I have been offered a new job on the same day that my current employer announced they’ll be closing down the site. Can I delay my letter of resignation in order to collect any redundancy owed?
To be able to leave and still get your redundancy payment, the company would first have had to have issued formal redundancy notices giving the final date of employment. You would then have to meet a range of conditions, mainly dependent on you acting within the ‘obligatory period’ – this is the longer of either the contractual or statutory notice the employer would normally have to give you to terminate your contract of employment.
To protect your entitlement to redundancy pay and leave before the end of obligatory period you must do all of the following:
- Take no action until you have been given a firm date, preferably in writing, of your date of dismissal for redundancy.
- During the period of obligatory notice, give notice to the employer (in writing), of your intention to leave before the obligatory period ends. You don’t have to give your full notice to your employer, provided you give notice within the obligatory period. If the client gives notice before the period of obligatory notice starts, the right to redundancy payments will be lost.

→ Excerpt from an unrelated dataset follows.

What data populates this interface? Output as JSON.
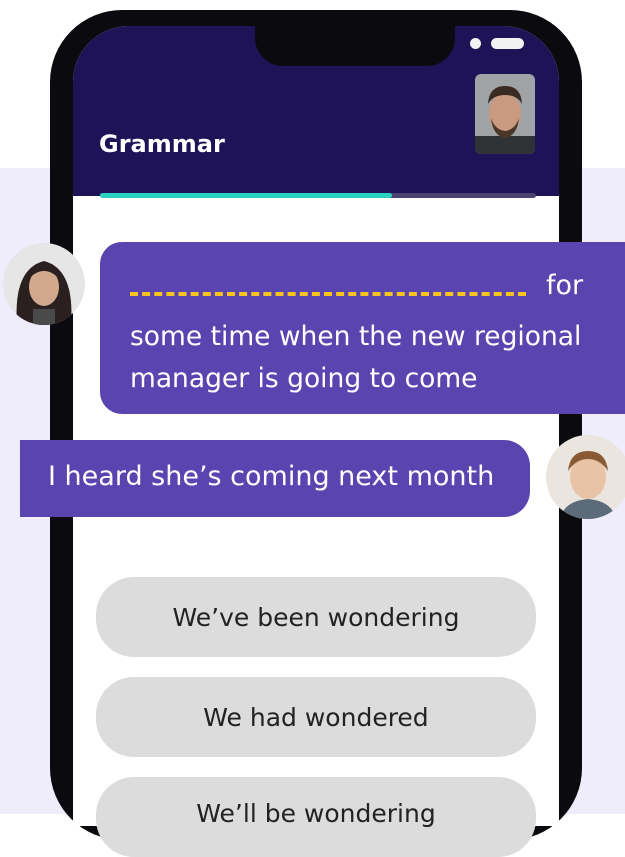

- Obtain the employer’s consent to leave before the date of dismissal.
The employer cannot lawfully unreasonably refuse a request to leave before the end of the notice period. If they refuse, you should complain to an Employment Tribunal. As a general rule, the nearer you are to the end of your notice period, the easier it will be to show that the employer’s refusal was unreasonable.
If you are refused permission to leave early you should try to delay the date of starting the new job until the end of the notice period. If this is not possible, you will have to decide if it is worth risking the possible loss of redundancy payments in return for the prospects of immediate employment.
No featured article